INFORMATION:
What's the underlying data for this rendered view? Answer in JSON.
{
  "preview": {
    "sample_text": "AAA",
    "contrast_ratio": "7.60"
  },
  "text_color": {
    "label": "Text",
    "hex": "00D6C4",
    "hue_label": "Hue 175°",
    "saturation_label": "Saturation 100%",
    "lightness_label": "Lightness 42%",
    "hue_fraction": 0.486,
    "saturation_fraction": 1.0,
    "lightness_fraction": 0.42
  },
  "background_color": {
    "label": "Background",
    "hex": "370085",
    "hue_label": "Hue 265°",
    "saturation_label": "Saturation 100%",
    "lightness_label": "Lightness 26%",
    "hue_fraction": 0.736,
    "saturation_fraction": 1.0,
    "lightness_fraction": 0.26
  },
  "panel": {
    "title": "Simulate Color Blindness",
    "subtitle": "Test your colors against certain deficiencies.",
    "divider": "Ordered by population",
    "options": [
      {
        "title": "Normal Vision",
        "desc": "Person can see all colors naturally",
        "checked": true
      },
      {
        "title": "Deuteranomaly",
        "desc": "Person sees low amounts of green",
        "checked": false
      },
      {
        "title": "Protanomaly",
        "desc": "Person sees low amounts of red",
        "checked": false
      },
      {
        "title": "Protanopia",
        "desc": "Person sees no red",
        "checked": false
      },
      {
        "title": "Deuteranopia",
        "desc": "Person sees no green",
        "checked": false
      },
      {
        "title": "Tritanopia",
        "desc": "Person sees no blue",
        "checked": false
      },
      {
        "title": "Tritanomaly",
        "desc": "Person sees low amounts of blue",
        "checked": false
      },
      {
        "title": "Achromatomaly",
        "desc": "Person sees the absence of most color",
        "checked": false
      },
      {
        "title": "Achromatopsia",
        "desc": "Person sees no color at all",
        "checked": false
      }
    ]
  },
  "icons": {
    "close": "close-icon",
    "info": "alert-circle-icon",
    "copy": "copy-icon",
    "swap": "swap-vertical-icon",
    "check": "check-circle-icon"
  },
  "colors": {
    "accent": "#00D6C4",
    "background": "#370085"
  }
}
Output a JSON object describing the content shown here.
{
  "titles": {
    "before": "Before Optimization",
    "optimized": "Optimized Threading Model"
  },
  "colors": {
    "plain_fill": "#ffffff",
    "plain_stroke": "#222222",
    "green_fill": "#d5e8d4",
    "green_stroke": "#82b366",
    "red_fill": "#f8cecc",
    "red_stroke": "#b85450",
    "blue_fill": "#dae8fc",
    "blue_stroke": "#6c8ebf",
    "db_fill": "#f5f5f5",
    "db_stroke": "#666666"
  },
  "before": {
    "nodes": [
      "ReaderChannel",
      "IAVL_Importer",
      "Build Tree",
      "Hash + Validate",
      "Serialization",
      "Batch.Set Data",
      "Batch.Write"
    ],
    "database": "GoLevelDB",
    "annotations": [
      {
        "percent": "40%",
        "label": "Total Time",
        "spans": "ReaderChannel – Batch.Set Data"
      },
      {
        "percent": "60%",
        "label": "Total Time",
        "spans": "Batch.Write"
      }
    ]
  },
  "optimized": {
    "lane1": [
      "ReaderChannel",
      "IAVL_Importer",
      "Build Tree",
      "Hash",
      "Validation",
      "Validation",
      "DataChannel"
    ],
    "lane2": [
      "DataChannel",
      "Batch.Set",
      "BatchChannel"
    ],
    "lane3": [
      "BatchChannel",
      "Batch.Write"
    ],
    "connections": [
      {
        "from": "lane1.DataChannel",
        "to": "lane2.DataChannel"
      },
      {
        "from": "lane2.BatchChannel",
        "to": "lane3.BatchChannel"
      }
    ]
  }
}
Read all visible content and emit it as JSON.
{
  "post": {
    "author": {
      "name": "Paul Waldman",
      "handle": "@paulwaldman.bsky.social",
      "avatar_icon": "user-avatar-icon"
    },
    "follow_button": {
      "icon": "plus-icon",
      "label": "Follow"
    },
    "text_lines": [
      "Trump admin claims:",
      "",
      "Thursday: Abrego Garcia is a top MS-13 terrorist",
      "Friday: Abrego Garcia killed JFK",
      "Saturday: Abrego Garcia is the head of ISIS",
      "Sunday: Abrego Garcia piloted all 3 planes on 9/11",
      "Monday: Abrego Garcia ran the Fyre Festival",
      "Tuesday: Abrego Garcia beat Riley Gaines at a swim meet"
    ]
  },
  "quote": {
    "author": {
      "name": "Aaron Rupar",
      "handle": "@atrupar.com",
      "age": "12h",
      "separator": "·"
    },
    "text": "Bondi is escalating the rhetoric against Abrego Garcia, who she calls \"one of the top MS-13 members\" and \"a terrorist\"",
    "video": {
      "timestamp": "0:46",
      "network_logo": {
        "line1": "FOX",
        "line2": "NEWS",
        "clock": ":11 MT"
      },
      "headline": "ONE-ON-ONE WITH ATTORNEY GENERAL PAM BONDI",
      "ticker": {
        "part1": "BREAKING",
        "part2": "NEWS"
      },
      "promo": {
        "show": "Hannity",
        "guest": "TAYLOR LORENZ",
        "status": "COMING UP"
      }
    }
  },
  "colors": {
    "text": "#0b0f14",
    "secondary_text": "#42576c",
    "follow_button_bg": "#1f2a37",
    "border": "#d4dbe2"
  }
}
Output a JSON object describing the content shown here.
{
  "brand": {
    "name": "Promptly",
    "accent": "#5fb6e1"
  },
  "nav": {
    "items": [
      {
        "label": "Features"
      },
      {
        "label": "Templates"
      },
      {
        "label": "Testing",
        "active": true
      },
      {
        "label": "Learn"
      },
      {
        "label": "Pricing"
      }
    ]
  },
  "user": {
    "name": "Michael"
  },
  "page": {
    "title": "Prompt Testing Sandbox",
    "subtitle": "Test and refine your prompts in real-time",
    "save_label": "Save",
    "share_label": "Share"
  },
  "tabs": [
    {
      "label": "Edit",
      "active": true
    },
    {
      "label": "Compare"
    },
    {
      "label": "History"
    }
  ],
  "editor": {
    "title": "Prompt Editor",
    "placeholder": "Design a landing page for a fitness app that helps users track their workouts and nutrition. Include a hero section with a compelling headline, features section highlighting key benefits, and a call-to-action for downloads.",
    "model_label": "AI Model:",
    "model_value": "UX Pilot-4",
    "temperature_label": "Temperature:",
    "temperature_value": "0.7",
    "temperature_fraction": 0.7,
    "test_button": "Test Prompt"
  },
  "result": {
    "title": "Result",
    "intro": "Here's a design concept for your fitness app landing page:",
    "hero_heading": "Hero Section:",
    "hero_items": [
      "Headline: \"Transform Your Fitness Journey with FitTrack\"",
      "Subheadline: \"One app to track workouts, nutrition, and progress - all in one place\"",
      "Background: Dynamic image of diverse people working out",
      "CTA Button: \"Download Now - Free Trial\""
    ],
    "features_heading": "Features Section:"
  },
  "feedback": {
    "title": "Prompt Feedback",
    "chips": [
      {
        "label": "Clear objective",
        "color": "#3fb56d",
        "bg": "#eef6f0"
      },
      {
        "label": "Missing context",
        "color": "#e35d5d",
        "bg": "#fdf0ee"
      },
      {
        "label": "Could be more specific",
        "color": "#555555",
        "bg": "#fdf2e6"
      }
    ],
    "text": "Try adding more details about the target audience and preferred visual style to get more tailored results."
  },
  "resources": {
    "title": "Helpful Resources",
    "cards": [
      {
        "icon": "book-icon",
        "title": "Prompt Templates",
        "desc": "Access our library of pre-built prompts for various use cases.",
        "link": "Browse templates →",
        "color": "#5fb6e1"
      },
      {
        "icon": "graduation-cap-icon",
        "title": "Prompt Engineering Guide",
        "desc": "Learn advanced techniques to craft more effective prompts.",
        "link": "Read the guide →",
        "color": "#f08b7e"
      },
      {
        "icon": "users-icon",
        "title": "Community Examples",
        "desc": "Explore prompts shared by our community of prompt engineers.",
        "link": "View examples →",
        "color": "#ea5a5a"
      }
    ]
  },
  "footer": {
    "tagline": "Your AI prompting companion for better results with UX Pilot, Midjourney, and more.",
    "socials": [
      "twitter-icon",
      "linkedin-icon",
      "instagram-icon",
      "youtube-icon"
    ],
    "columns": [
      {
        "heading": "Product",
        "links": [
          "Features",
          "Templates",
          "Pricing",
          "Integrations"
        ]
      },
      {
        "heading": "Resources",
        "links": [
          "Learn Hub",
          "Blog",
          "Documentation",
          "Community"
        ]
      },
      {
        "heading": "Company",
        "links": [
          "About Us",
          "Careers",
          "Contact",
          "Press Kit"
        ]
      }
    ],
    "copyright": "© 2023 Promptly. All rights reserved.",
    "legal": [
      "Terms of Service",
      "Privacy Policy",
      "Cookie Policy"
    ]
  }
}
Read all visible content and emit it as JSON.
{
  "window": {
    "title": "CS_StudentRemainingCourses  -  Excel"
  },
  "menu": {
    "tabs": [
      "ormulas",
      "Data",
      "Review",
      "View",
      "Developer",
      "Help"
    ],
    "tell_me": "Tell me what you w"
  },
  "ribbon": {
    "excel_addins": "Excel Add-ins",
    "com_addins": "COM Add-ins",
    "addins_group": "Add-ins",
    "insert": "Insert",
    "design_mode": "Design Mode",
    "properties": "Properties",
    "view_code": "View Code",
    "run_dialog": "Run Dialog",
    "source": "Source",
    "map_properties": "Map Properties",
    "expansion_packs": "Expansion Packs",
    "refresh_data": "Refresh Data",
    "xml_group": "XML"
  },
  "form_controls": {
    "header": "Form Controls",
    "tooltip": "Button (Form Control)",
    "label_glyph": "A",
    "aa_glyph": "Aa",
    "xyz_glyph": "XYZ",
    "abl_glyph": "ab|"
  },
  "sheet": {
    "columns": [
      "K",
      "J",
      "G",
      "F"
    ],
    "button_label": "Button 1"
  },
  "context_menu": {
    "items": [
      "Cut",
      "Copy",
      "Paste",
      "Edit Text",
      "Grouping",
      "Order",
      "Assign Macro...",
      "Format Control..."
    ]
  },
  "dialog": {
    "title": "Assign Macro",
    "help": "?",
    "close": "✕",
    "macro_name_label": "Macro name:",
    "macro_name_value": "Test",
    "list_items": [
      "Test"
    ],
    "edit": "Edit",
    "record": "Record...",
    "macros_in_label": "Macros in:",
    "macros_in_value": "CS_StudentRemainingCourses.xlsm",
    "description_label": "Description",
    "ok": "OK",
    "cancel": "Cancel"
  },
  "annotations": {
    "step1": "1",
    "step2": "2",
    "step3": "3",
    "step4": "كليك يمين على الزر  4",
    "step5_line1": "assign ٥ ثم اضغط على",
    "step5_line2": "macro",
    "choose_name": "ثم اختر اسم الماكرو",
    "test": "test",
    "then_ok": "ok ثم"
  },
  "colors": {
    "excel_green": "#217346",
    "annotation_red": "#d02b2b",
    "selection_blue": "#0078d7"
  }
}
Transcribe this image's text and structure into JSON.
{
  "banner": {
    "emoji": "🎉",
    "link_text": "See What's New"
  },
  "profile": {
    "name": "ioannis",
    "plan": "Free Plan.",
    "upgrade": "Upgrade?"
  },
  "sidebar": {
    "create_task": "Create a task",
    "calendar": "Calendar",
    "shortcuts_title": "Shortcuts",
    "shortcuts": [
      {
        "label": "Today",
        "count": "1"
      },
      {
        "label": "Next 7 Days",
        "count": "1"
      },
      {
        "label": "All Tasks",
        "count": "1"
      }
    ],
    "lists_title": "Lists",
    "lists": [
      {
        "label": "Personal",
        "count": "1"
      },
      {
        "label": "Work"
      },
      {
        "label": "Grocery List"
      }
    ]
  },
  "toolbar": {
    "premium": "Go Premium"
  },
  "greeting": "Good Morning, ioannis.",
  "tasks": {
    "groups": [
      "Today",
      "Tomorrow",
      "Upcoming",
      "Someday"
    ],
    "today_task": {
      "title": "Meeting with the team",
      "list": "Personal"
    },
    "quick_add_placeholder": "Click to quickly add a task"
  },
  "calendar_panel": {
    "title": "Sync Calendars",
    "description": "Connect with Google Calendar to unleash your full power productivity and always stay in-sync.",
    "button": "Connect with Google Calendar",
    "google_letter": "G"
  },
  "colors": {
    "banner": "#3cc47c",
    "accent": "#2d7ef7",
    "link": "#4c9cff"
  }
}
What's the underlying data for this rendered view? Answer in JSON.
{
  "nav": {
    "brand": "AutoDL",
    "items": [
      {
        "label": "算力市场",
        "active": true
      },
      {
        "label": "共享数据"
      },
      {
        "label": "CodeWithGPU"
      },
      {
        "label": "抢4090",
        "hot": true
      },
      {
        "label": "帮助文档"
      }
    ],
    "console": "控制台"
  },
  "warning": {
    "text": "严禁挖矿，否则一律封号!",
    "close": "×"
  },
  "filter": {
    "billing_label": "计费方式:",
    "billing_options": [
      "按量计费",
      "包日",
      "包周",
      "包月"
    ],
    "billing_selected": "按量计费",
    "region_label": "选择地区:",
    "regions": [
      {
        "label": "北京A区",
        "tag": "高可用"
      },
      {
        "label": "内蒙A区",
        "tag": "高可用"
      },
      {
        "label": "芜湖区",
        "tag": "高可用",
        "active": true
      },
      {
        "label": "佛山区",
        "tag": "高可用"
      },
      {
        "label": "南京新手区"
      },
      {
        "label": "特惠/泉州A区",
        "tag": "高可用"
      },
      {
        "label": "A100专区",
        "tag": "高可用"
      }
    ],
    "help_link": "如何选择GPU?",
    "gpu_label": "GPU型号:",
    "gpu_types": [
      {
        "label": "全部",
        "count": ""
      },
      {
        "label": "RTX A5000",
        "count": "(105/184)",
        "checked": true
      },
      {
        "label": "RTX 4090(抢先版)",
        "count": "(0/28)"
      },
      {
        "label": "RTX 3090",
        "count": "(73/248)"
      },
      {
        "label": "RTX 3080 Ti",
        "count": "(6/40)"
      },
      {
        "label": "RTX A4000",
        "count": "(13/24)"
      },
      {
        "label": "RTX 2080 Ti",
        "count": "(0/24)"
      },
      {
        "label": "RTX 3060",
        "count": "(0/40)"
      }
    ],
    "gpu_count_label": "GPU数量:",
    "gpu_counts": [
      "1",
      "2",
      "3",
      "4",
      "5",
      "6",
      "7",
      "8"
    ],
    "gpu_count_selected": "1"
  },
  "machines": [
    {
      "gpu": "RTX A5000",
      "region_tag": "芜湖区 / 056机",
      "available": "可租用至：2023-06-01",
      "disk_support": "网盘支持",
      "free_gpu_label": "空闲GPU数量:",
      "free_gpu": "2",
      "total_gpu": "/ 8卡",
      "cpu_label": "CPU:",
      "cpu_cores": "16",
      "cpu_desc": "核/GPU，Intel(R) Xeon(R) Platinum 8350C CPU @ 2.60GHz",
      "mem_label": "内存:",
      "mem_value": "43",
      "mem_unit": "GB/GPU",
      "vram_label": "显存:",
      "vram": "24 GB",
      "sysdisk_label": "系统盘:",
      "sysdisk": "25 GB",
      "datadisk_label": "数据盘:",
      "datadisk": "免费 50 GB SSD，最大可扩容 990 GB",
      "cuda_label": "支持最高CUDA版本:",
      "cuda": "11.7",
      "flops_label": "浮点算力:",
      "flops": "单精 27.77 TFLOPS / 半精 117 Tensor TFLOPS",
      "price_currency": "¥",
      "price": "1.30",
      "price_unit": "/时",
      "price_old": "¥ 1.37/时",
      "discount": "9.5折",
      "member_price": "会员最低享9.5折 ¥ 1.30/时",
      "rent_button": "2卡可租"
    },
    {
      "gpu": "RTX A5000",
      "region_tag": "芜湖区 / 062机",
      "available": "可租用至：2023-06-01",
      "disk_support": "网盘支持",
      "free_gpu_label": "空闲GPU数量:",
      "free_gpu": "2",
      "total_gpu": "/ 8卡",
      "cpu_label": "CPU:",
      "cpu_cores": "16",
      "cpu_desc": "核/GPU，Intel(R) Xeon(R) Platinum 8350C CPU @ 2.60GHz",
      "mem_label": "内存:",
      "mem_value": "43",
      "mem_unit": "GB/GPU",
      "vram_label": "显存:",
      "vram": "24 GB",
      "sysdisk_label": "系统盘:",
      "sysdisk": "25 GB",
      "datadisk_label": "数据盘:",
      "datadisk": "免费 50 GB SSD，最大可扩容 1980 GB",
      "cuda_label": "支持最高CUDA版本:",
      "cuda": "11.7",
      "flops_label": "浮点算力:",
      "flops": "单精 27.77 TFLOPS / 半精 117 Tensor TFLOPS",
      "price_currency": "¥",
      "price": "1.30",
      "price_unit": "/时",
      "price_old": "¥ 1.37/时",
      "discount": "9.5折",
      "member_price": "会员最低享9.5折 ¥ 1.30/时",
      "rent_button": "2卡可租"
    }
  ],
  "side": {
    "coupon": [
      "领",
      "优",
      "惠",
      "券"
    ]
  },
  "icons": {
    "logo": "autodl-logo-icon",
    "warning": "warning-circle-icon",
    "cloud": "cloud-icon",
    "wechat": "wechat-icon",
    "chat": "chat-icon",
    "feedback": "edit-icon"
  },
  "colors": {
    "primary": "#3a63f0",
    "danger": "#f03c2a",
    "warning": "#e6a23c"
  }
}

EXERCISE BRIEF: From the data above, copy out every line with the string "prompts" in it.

ANSWER TO THE EXERCISE:
    "subtitle": "Test and refine your prompts in real-time",
        "desc": "Access our library of pre-built prompts for various use cases.",
        "desc": "Learn advanced techniques to craft more effective prompts.",
        "desc": "Explore prompts shared by our community of prompt engineers.",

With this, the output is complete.